→ WHAT YOU NEED TO DO
The word "selected" marks the lines to report; pull each of them from the listing.

- - - -

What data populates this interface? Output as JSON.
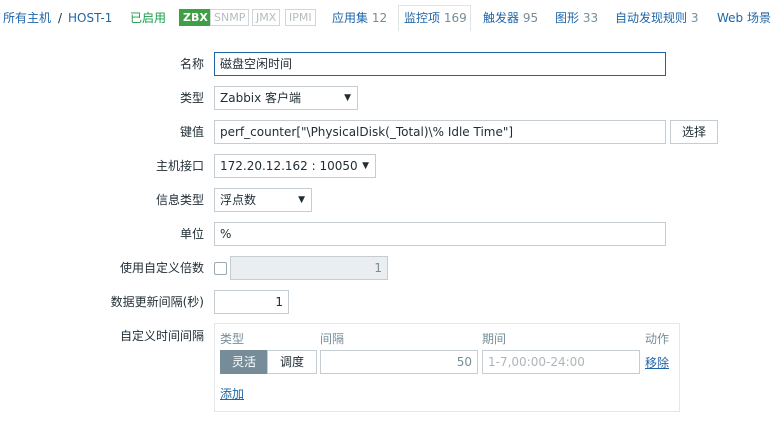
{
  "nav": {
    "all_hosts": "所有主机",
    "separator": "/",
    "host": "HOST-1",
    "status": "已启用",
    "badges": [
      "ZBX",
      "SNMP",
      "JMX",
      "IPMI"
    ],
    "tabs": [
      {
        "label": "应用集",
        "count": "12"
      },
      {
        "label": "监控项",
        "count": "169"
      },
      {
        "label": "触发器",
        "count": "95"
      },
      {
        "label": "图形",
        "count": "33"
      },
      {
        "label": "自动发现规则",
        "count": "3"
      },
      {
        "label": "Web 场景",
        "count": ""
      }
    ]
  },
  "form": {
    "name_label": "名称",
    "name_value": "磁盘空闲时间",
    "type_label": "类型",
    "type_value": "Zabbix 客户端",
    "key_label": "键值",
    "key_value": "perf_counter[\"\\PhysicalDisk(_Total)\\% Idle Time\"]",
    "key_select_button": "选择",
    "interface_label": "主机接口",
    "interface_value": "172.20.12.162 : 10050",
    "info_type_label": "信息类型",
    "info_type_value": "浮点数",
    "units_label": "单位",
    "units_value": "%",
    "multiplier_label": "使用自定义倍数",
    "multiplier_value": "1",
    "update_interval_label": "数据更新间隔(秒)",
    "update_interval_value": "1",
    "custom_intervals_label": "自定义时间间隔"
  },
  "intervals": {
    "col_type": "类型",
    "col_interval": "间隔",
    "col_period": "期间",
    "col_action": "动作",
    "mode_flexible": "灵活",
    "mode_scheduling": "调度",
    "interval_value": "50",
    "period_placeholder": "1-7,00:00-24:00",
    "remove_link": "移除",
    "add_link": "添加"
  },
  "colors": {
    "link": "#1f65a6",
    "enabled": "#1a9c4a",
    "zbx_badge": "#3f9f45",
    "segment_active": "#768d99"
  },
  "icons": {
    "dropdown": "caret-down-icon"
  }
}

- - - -

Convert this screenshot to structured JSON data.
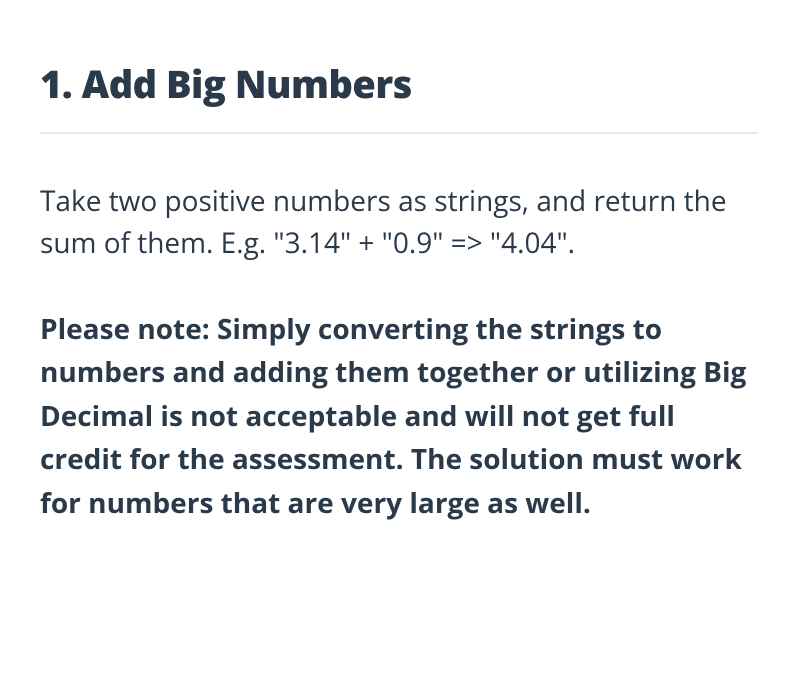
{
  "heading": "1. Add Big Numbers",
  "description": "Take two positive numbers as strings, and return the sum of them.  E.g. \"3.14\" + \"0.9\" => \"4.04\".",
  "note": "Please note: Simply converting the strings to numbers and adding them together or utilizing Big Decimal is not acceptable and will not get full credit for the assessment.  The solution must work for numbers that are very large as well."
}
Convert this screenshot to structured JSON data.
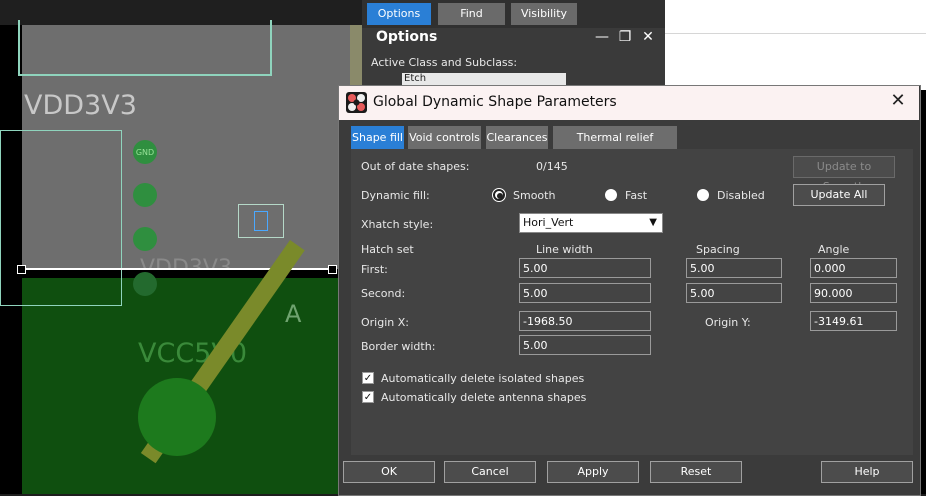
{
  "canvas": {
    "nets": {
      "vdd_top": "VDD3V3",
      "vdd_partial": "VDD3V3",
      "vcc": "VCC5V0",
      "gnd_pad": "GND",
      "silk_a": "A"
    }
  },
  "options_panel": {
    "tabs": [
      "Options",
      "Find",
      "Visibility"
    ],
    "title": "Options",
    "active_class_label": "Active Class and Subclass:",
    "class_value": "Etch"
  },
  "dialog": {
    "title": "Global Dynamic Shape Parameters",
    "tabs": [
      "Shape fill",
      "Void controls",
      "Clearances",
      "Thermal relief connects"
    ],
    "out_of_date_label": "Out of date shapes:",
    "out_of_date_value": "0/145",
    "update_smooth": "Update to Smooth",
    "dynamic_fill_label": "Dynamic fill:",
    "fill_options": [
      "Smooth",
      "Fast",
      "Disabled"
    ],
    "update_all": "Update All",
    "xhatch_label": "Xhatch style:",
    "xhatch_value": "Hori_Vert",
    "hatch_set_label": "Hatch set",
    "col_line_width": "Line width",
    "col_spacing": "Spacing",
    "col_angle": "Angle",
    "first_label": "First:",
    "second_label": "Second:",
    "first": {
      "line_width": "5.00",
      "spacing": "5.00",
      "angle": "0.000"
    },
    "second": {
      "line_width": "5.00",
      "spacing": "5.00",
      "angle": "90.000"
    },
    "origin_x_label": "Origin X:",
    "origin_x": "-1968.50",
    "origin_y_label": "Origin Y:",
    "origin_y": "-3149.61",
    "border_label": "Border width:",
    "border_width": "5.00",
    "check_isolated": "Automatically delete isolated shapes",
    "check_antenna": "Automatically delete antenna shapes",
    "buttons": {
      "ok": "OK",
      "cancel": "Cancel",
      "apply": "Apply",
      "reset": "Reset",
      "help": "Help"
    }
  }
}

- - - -

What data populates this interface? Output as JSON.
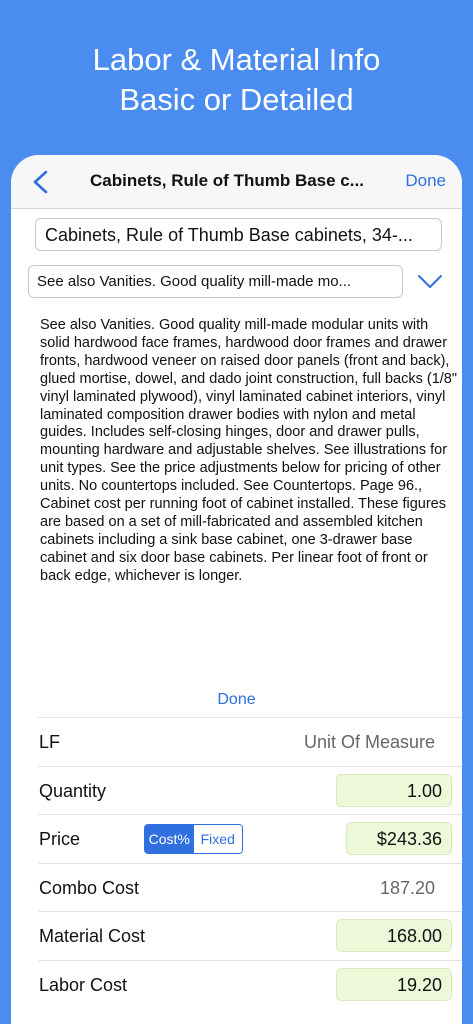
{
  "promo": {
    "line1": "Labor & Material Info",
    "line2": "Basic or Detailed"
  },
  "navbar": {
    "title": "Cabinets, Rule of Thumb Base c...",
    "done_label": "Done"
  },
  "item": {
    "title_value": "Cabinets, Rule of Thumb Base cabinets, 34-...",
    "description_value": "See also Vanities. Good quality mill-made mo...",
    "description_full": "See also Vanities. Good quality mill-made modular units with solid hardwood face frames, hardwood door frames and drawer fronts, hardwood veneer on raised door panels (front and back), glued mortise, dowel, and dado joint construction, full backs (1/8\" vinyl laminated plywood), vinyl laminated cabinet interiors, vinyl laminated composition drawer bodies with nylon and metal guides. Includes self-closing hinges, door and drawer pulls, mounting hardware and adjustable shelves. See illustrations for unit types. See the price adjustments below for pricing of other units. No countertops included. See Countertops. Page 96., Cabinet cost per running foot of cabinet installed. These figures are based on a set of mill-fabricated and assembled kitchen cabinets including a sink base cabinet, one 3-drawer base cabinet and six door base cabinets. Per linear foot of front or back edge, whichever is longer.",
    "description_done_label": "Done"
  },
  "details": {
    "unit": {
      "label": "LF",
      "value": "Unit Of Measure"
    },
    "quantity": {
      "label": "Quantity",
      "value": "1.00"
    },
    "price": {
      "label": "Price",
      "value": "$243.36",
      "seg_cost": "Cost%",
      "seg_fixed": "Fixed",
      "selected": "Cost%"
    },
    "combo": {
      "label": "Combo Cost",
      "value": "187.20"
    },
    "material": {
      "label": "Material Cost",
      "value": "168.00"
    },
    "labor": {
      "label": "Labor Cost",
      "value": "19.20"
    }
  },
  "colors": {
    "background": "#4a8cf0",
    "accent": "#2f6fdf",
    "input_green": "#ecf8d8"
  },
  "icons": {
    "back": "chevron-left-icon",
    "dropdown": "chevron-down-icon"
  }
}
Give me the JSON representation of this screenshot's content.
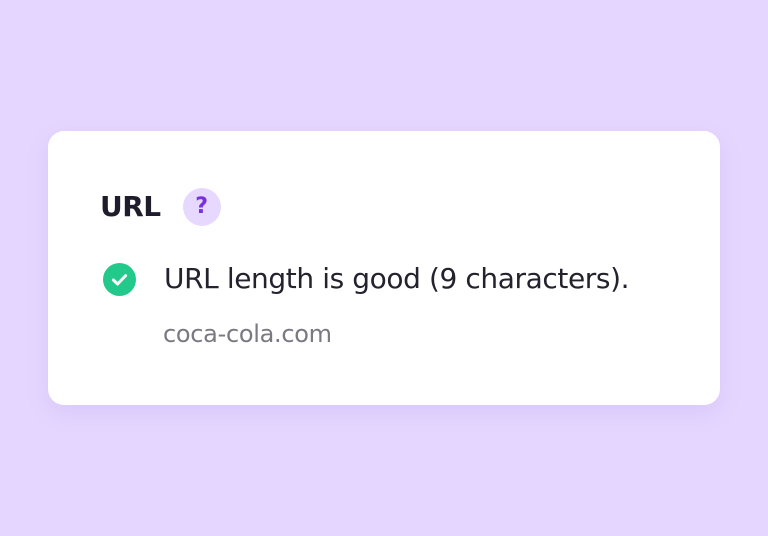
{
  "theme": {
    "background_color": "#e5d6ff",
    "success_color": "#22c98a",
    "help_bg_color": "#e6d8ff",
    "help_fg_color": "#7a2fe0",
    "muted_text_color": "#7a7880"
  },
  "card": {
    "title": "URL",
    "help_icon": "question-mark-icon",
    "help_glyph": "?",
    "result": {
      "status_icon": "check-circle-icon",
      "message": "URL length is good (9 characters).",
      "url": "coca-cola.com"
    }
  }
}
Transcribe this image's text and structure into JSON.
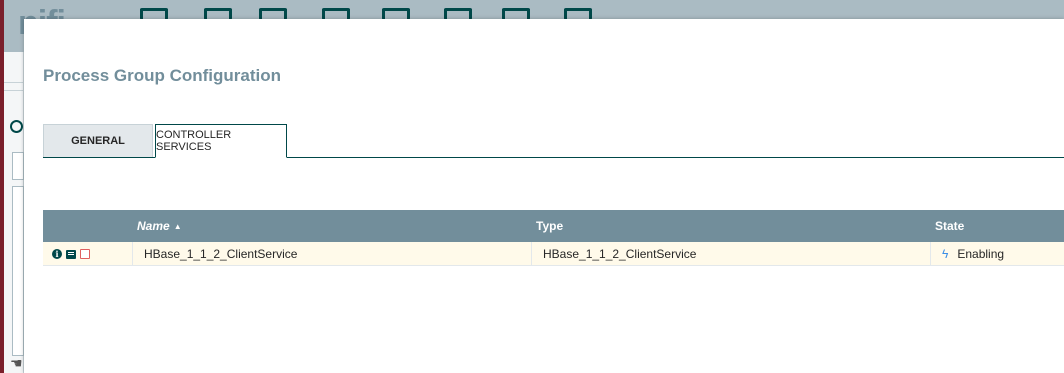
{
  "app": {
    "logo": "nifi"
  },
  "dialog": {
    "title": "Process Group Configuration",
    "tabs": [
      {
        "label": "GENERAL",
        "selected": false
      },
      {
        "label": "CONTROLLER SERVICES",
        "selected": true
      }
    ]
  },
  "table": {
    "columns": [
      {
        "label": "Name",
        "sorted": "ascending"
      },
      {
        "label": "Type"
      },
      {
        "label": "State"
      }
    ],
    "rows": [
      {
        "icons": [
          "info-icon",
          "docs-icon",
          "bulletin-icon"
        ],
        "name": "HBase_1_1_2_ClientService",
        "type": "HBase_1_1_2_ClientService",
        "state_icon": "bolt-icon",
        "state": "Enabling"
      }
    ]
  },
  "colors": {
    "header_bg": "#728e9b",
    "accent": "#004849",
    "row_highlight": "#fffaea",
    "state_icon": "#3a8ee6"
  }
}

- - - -

→ OUTPUT FOR THIS EXERCISE
      "selected": "Cost%"
        "selected": false
        "selected": true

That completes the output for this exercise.